WORK ORDER –
Your answer should repeat every line of the records below in which the word "likes" appears.

WORKING DATA –
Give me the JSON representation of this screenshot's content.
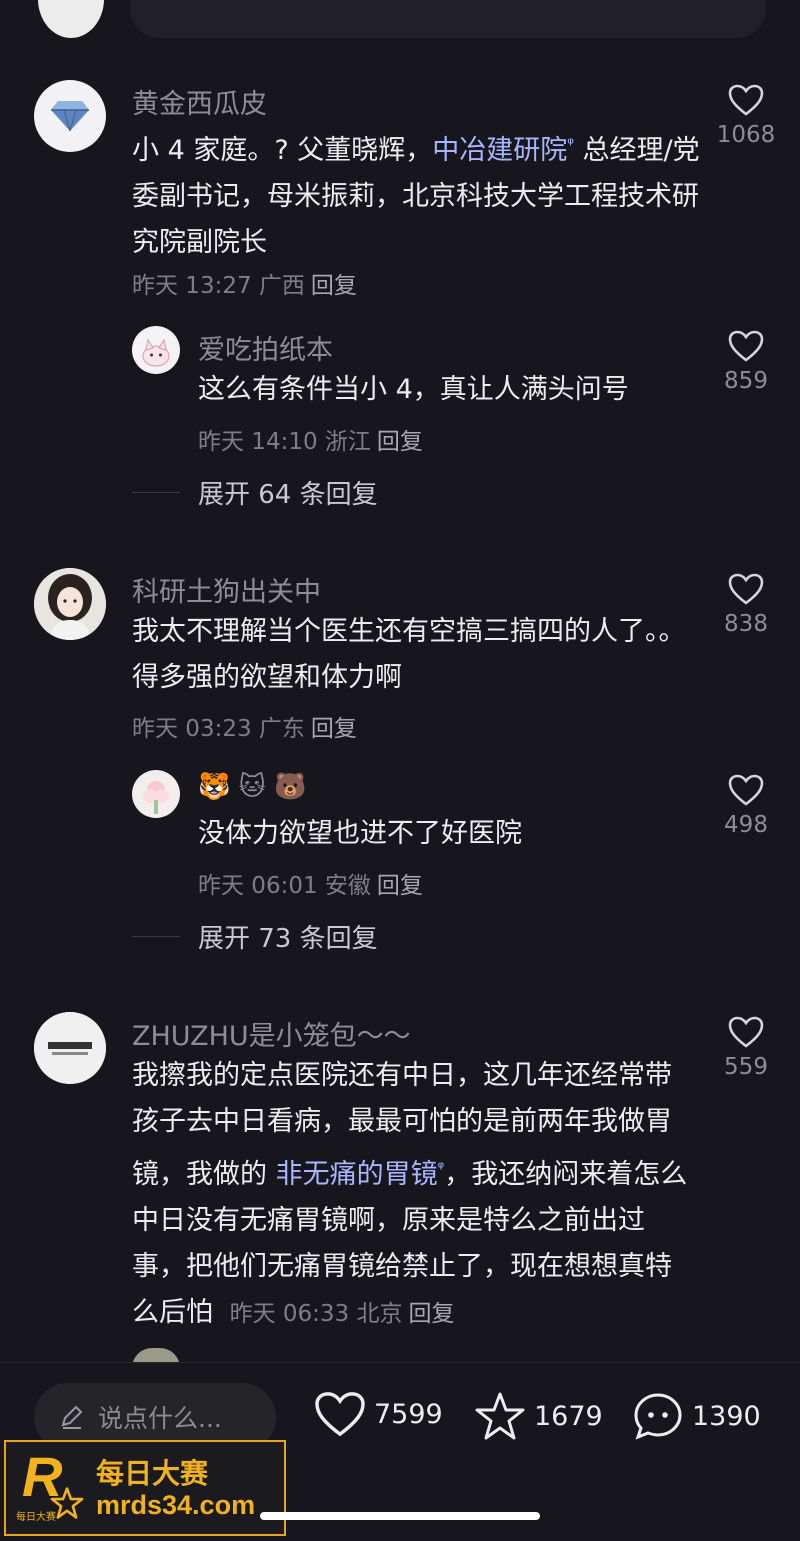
{
  "comments": [
    {
      "name": "黄金西瓜皮",
      "body_pre": "小 4 家庭。? 父董晓辉，",
      "link": "中冶建研院",
      "body_post": " 总经理/党委副书记，母米振莉，北京科技大学工程技术研究院副院长",
      "meta": "昨天 13:27 广西",
      "reply_label": "回复",
      "likes": "1068",
      "avatar_icon": "diamond-icon"
    },
    {
      "name": "爱吃拍纸本",
      "body": "这么有条件当小 4，真让人满头问号",
      "meta": "昨天 14:10 浙江",
      "reply_label": "回复",
      "likes": "859",
      "avatar_icon": "cartoon-cat-icon"
    },
    {
      "name": "科研土狗出关中",
      "body": "我太不理解当个医生还有空搞三搞四的人了。。得多强的欲望和体力啊",
      "meta": "昨天 03:23 广东",
      "reply_label": "回复",
      "likes": "838",
      "avatar_icon": "girl-portrait-icon"
    },
    {
      "name": "🐯 🐱 🐻",
      "body": "没体力欲望也进不了好医院",
      "meta": "昨天 06:01 安徽",
      "reply_label": "回复",
      "likes": "498",
      "avatar_icon": "flower-icon"
    },
    {
      "name": "ZHUZHU是小笼包～～",
      "body_pre": "我擦我的定点医院还有中日，这几年还经常带孩子去中日看病，最最可怕的是前两年我做胃镜，我做的 ",
      "link": "非无痛的胃镜",
      "body_post": "，我还纳闷来着怎么中日没有无痛胃镜啊，原来是特么之前出过事，把他们无痛胃镜给禁止了，现在想想真特么后怕",
      "meta": "昨天 06:33 北京",
      "reply_label": "回复",
      "likes": "559",
      "avatar_icon": "text-logo-icon"
    }
  ],
  "expand_replies": [
    "展开 64 条回复",
    "展开 73 条回复"
  ],
  "bottom_bar": {
    "input_placeholder": "说点什么...",
    "like_count": "7599",
    "favorite_count": "1679",
    "comment_count": "1390"
  },
  "watermark": {
    "logo_letter": "R",
    "logo_sub": "每日大赛",
    "title": "每日大赛",
    "url": "mrds34.com"
  },
  "colors": {
    "background": "#16161c",
    "link": "#a9b6ff",
    "watermark_accent": "#e6a51c"
  }
}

SOLUTION FOR THIS PROBLEM –
      "likes": "1068",
      "likes": "859",
      "likes": "838",
      "likes": "498",
      "likes": "559",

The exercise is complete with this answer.